The hero—antihero, if you prefer—of this action flick based on one of the Jack Reacher novels by Lee Child was, from the description on the printed page, somebody who might have been played by a young Dolph Lundgren—a tall, very brawny as well as brainy bruiser. Christopher McQuarrie’s adaptation stars Tom Cruise, who—let’s face it—doesn’t exactly fit that bill. The discrepancy, however, isn’t the fundamental reason that “Jack Reacher” turns out to be pretty much a bummer. Cruise gives the character the purse-lipped, athletic demeanor he’s brought to lots of action movies before, with generally satisfactory results. You might or might not find him credible as the ex-MP turned master investigator and vigilante who, in the present instance, metes out his own brand of justice to a sniper who’s gunned down five people—and to the sinister people behind his dastardly act. But in either case he’s stuck in a picture that’s very dumb and surprisingly lethargic.

It begins with that sniper attack—which, we see very clearly, was carried out by a steely-eyed Charlie (Jai Courtney). But the cops, led by Emerson (David Oyelowo), arrest ex-army shooter Barr (Joseph Sikora) for the crime, and DA Rodin (Richard Jenkins) accepts the overwhelming evidence of his guilt, despite the fact that his daughter Helen (Rosamund Pike) is the fellow’s defense counsel. Barr denies the charge, and can only ask for a guy named Jack Reacher before he’s put into a coma by fellow prisoners.

The mysterious Reacher shows up and is persuaded by Helen to investigate the case even though he despises Barr—a fellow whom he proved guilty of a massacre during his military days but who escaped punishment. But when pressure is put on him to leave town, he becomes convinced that Barr is being used as a patsy and plows through every obstacle to prove it and unmask the real culprits. In the process he will have to beat up a passel of bad guys, avoid the cops and even rescue Helen, who’s been taken prisoner by the conspirators.

Cruise does his job intensely enough, but he’s hobbled by the fact that the script fashioned by McQuarrie from Child’s book is simple-minded and silly. (Spoiler alert: you might not want to read beyond this point.) It’s predicated on one of the oldest dodges in the mystery writer’s handbook, covering up one murder by camouflaging it with others. In itself that’s not a terrible thing, but it becomes so when what the killing is concealing turns out to be one of the most absurd schemes you’re ever likely to encounter. (When Helen lays it out for her father, Pike and Jenkins look embarrassed to be playing the scene, especially since Jenkins is required—rightly—to pronounce it ridiculous.) And McQuarrie is so intent on strewing the ground with red herrings that eventually everyone becomes a suspect—though we’re shown early on that the ultimate villain is a disfigured guy who calls himself The Zek (Werner Herzog), whose motivation, when gradually revealed, turns out to be just amorphous malice.

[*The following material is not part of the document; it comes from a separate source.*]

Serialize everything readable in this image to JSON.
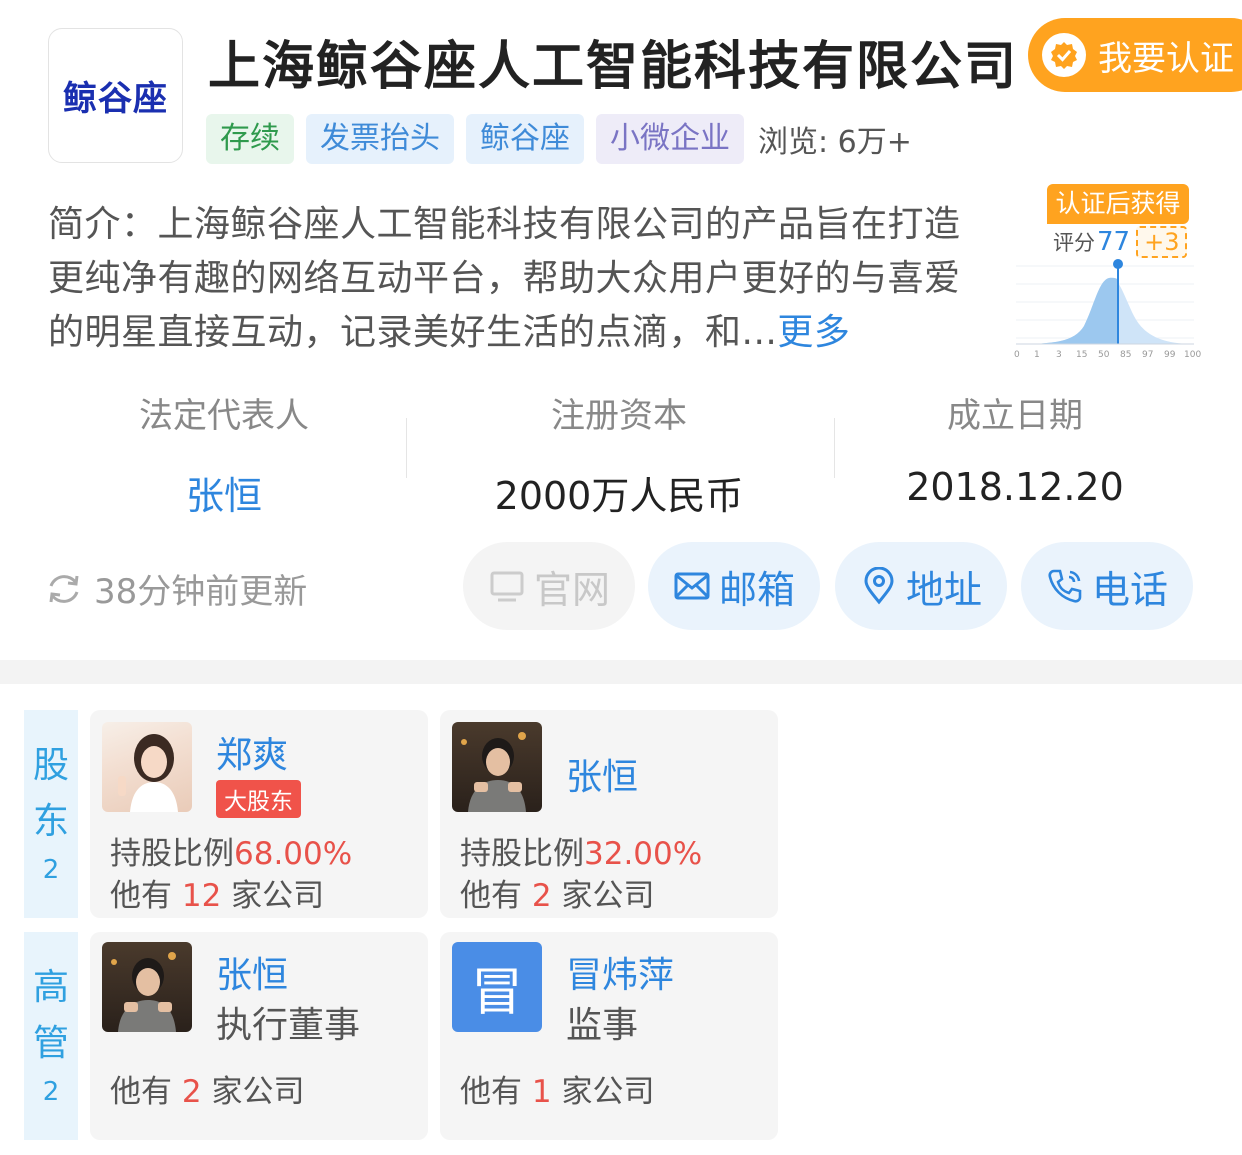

It’s hard to understand why such a clumsy collection of genre cliches—which includes the ultimate idiocy, when the hero who’s cornered his enemy tosses away his weapon to take his foe on mano-a-mano) would have attracted McQuarrie’s interest (he is, after all, the fellow who penned “The Usual Suspects,” one of the cleverest scripts imaginable) or why the script piqued the interest of Cruise, who’s usually pretty astute in his choice of material. Perhaps it was the chance for a reunion with Robert Duvall, who—in his familiar smiling-crotchety style—plays the cranky gun-range owner who becomes Reacher’s ally in the uncomfortably jocular final confrontation.

In any event, whatever pleasure one might have in seeing Cruise and Duvall together again is diminished not merely by the inane plot but by McQuarrie’s solemn direction. The picture contains any number of martial-arts type fistfights, the requisite car chase, and a finale filled with gunfire and punches, but it’s mostly a strangely dull, plodding affair marked by entirely too many scenes filled with stilted dialogue played as though it was of Shakespearean import. The few genuinely amusing lines die in the company of the rest.

Under the circumstances the supporting cast looks understandably uncomfortable, with Pike and Oyelowo coming off only slightly better than Jenkins, who appears to want to crawl into a hole during every scene. Courtney makes a steely-eyed villain, but Herzog proves he should stay on the other side of the camera as the grotesque Zek. And Sikora has to play a dreadful final scene as the remorseful sniper. The picture is technically better than the script deserves, with veteran Caleb Deschanel’s cinematography especially effective (though Joe Kraemer’s music score is completely unmemorable).

Maybe Cruise and Paramount thought that “Jack Reacher” might be a franchise in the making, a replacement for the “Mission Impossible” series that’s getting tired. But the title of the book by Child that spawned the picture will doubtlessly prove prophetic. It’s “One Shot.”